#### Goal of the exercise
The records follow. Filter them to the lines that hold "artist".

#### Extracted data
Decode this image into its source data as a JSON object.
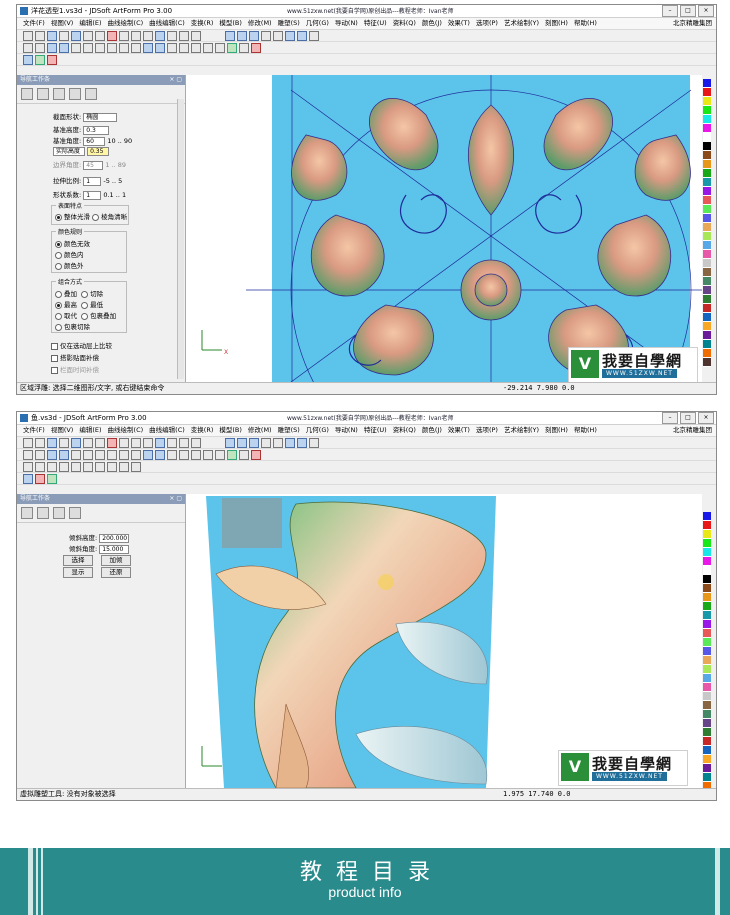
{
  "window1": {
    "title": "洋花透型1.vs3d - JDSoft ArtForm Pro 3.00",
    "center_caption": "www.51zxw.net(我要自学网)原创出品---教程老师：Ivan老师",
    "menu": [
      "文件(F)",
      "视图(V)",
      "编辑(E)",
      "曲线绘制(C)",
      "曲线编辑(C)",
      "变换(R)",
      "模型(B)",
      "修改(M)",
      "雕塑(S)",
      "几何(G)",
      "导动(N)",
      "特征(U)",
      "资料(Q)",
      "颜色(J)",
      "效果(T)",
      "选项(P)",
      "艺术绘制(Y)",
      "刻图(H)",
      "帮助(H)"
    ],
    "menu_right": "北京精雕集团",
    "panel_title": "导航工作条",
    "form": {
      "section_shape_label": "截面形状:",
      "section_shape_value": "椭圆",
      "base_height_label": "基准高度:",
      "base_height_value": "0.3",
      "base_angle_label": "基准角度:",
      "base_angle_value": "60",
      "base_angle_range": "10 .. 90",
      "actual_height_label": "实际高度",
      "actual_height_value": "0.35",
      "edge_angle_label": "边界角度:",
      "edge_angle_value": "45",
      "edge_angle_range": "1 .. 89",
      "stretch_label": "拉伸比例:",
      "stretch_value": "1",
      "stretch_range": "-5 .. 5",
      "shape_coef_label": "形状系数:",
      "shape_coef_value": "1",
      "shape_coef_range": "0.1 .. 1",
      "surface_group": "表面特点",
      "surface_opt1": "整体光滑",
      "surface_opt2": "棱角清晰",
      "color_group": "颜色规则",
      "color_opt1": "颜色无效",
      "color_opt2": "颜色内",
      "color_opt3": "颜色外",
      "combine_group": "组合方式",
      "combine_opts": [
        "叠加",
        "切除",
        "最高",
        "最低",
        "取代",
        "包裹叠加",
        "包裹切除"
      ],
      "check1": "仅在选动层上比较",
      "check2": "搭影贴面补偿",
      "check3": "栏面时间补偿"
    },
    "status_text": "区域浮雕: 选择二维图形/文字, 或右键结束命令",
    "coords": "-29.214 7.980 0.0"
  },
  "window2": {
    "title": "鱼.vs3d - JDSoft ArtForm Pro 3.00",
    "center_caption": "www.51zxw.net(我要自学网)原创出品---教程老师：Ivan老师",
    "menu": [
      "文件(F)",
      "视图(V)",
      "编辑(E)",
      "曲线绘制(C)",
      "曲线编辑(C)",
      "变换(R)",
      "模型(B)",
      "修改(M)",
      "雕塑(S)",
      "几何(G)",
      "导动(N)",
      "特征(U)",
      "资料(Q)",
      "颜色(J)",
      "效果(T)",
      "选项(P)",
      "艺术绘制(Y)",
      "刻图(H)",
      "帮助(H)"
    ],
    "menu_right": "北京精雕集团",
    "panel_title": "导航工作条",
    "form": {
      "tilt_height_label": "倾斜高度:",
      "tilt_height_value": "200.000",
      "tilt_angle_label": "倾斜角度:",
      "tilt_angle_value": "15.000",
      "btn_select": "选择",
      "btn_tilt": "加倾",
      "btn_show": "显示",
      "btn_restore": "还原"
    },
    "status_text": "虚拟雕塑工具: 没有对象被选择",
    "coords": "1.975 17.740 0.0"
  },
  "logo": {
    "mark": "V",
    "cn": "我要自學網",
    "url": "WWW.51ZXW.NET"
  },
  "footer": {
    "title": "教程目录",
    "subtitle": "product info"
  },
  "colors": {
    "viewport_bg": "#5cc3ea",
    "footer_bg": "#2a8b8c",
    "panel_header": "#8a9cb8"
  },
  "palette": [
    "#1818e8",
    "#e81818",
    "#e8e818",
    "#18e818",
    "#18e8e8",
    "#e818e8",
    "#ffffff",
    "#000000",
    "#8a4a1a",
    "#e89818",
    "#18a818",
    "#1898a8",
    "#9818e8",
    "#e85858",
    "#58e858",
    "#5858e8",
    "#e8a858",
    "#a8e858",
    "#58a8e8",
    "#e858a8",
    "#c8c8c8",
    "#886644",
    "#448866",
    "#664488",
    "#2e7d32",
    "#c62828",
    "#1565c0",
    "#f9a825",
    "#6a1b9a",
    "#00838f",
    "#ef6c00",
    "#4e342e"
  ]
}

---

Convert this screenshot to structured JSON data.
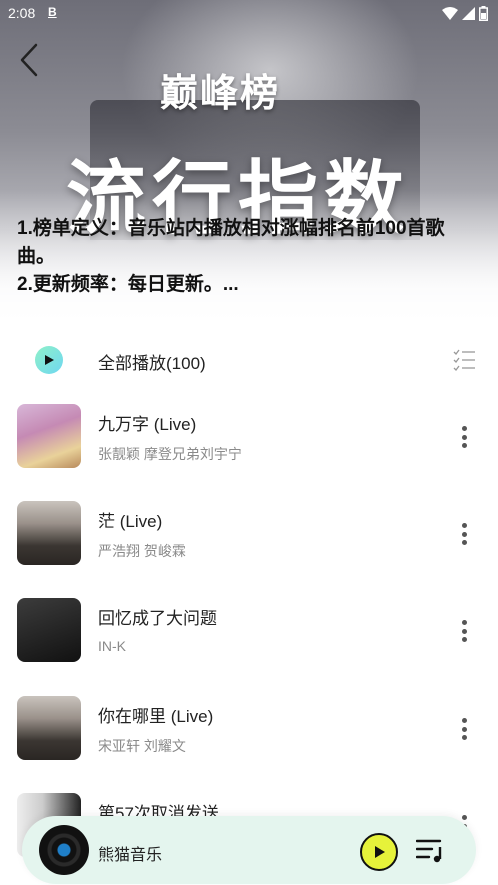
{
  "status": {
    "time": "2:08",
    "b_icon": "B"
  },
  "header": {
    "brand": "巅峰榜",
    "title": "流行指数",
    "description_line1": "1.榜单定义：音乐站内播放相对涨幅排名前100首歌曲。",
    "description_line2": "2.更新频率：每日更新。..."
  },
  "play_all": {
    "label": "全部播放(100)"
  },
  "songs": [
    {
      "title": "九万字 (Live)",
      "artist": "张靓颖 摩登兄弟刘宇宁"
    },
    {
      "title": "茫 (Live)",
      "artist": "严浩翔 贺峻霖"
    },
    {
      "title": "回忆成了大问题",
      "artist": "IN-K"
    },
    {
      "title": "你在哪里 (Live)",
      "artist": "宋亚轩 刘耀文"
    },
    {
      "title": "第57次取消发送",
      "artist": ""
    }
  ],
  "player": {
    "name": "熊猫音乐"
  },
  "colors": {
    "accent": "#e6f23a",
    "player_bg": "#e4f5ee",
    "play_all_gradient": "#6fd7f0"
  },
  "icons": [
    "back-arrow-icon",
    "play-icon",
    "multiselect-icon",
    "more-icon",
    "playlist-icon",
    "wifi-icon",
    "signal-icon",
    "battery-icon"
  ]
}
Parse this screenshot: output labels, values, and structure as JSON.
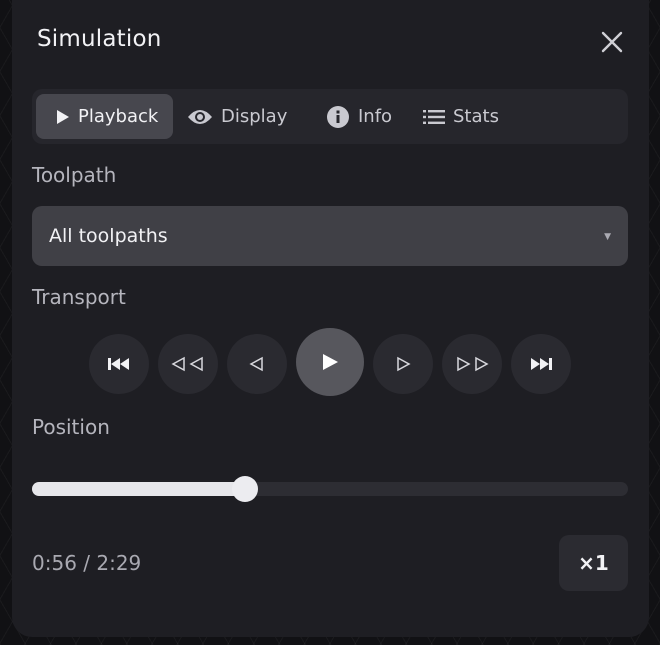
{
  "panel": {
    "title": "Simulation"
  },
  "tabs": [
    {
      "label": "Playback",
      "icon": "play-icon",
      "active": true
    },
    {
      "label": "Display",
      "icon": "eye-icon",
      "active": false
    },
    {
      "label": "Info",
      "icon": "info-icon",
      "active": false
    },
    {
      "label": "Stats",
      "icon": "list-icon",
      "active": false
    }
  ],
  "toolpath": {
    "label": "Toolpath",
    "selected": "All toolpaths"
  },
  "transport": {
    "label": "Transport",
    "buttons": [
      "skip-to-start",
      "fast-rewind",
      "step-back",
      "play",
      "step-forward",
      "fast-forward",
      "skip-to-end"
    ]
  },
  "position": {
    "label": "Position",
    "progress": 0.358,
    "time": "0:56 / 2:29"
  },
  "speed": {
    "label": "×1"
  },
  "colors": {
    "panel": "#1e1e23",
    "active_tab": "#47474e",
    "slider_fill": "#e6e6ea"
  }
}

#### Answer space
      "artist": "张靓颖 摩登兄弟刘宇宁"
      "artist": "严浩翔 贺峻霖"
      "artist": "IN-K"
      "artist": "宋亚轩 刘耀文"
      "artist": ""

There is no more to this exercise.